Potential Summer/Late Summer OAS Food Triggers
Certain summer or late summer fruits and vegetables are more likely to trigger allergy-related symptoms. This is a list of the most common pollen cross-reacting foods:
- White Potatoes
It’s important to note that cooking or heating the trigger foods can often denature the proteins responsible for the cross-reactivity. This means that some individuals may tolerate the foods when they are cooked or processed.
If you suspect you have oral allergy syndrome, it is advisable to consult an allergist for proper diagnosis and guidance. They can perform specific allergy tests to identify your triggers and provide personalized advice on managing your condition.
Oral Allergy Syndrome (OAS) Symptoms
The main concern with fruit and vegetables as they relate to summer allergy symptoms is the onset of Oral Allergy Syndrome (OAS). The most common symptoms of OAS are itching and/or swelling of the mouth, throat, tongue, or lips, and possibly sneezing/nasal congestion.
How common is Oral Allergy Syndrome?
The AAAAI estimates that 7.8% of adults in the United States suffer from hay fever, and Stanford Healthcare estimates that up to 70% of individuals with pollen allergies experience OAS symptoms.
There are currently about 209 million adults in the U.S., leading us to 11.4 million adults affected by OAS symptoms. As you can see OAS is very common in individuals with pollen allergies, let’s go over the symptoms of OAS.
How Long Do Allergies Last in the Summer?
The summer season is typically defined as running from 1 June through 31 August. Unfortunately, there is no clear start and stop day for summertime allergies.
For individuals that live south of the equator (southern hemisphere), the summer allergy season spans from November through March.
The summer allergy season varies by location and weather patterns. Depending on where you live, summer allergies may start early as May and not end until October.
How to Reduce Summer Allergies
While summer allergies can be bothersome, there are several measures you can take to minimize their impact and enjoy the season to the fullest. Here are some strategies for coping with summer allergies.
Monitor pollen levels
Stay informed about daily pollen forecasts in your area. On high pollen days, try to limit your outdoor activities, especially during peak pollen times like early morning and late afternoon.
Keep windows closed
To reduce exposure to outdoor allergens, keep windows closed and rely on air conditioning to keep your home cool and comfortable. If you do not have A/C monitor the pollen levels and only open the windows during non-peak hours.
Make your home allergy-friendly
To make your home allergy friendly, you need to take measures that limit the amount of allergens in the home. Consider these techniques:
- Change out of your outside clothes
- Dust regularly
- Shower to remove allergens

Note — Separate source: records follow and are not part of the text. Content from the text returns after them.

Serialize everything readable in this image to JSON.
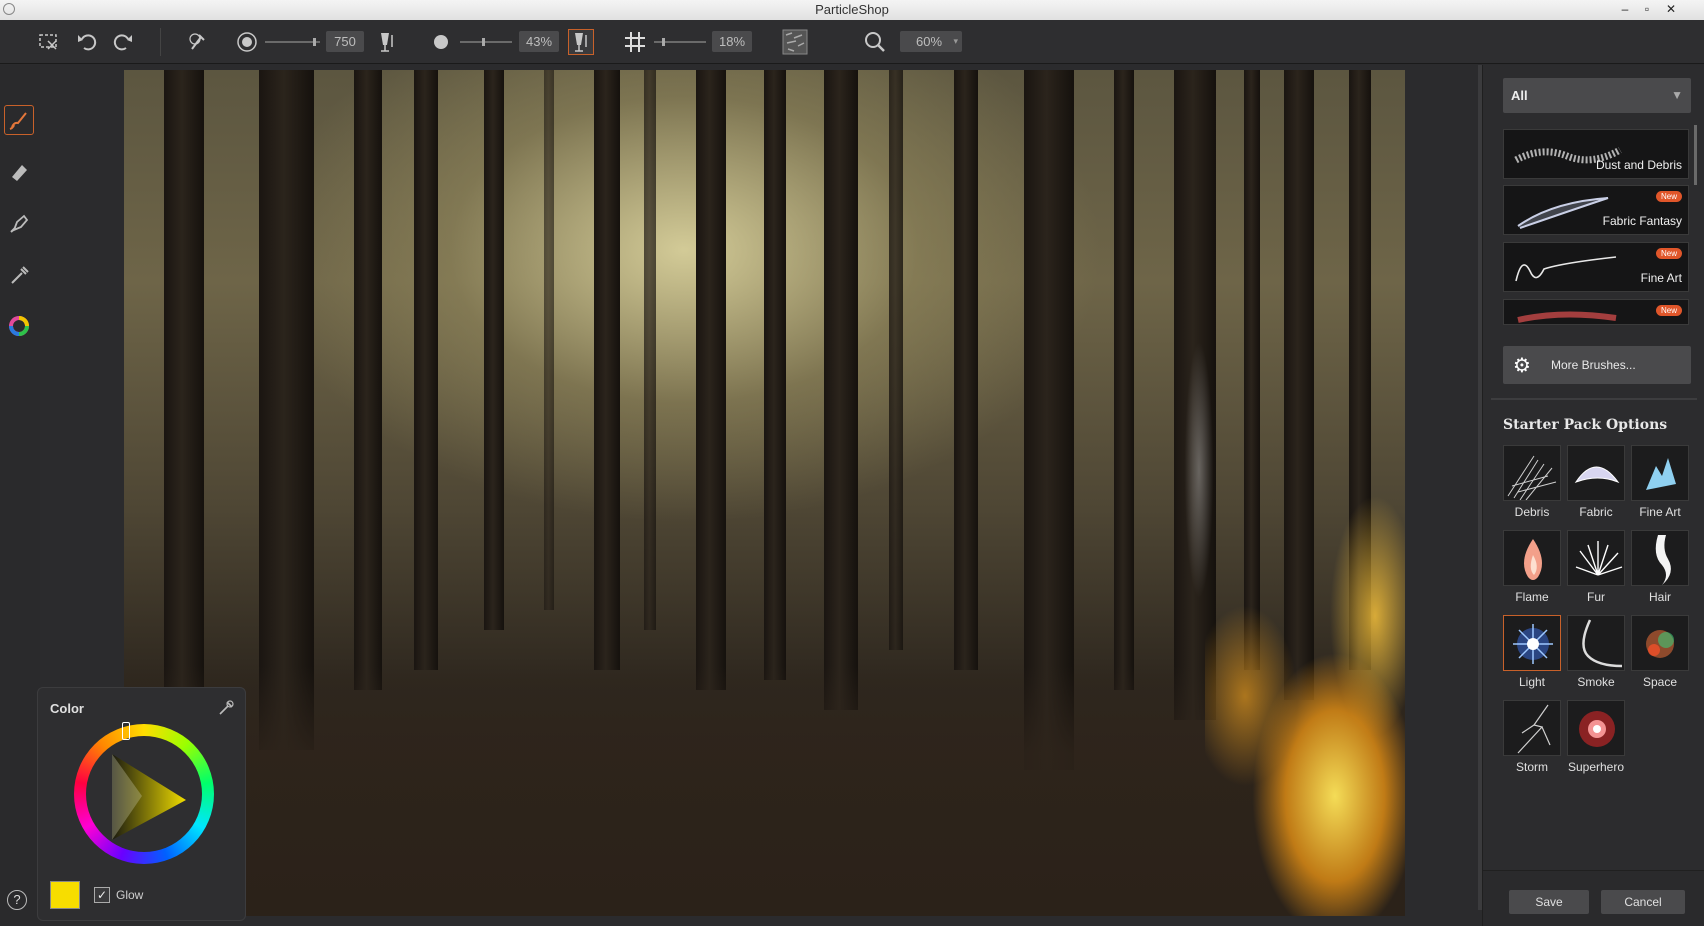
{
  "window": {
    "title": "ParticleShop",
    "controls": [
      "–",
      "▫",
      "✕"
    ]
  },
  "toolbar": {
    "size_value": "750",
    "opacity_value": "43%",
    "grid_value": "18%",
    "zoom_value": "60%"
  },
  "color_panel": {
    "title": "Color",
    "glow_label": "Glow",
    "glow_checked": true,
    "current_color": "#f7dd00"
  },
  "brush_panel": {
    "filter_value": "All",
    "brushes": [
      {
        "label": "Dust and Debris",
        "badge": ""
      },
      {
        "label": "Fabric Fantasy",
        "badge": "New"
      },
      {
        "label": "Fine Art",
        "badge": "New"
      },
      {
        "label": "",
        "badge": "New"
      }
    ],
    "more_label": "More Brushes...",
    "section_title": "Starter Pack Options",
    "options": [
      {
        "label": "Debris"
      },
      {
        "label": "Fabric"
      },
      {
        "label": "Fine Art"
      },
      {
        "label": "Flame"
      },
      {
        "label": "Fur"
      },
      {
        "label": "Hair"
      },
      {
        "label": "Light"
      },
      {
        "label": "Smoke"
      },
      {
        "label": "Space"
      },
      {
        "label": "Storm"
      },
      {
        "label": "Superhero"
      }
    ],
    "selected_option": "Light",
    "save_label": "Save",
    "cancel_label": "Cancel"
  },
  "help_label": "?",
  "colors": {
    "accent": "#c8612a",
    "new_badge": "#e0562a"
  }
}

- Take off your shoes inside the home
- Use a HEPA Air Purifier
Take precautions when outdoors
If you need to spend time outside, wear sunglasses to protect your eyes from pollen, and consider wearing a wide-brimmed hat to minimize exposure to allergens. Additionally, shower and change your clothes after spending time outdoors to remove any lingering pollen.
Over-the-counter antihistamines can help alleviate common allergy symptoms such as sneezing, itching, and runny nose. They work by blocking the effects of histamine, a chemical released during an allergic reaction.
Nasal sprays containing corticosteroids can help reduce inflammation in the nasal passages and relieve symptoms such as congestion and sneezing. It’s important to follow the instructions carefully and consult a healthcare professional if you have any concerns.
Over-the-counter eye drops can provide temporary relief from itchy and watery eyes caused by allergies. Look for products specifically formulated for allergy relief and contain an antihistamine.
Summer allergies are real and cause us lots of miserable days throughout the year. Knowing what causes summer allergies, as well as the symptoms you may experience will assist you in deciding the best treatment and prevention options available to you.
Next up, check out Summer Allergy Treatment & Prevention Options, to get back to enjoying your summer sooner!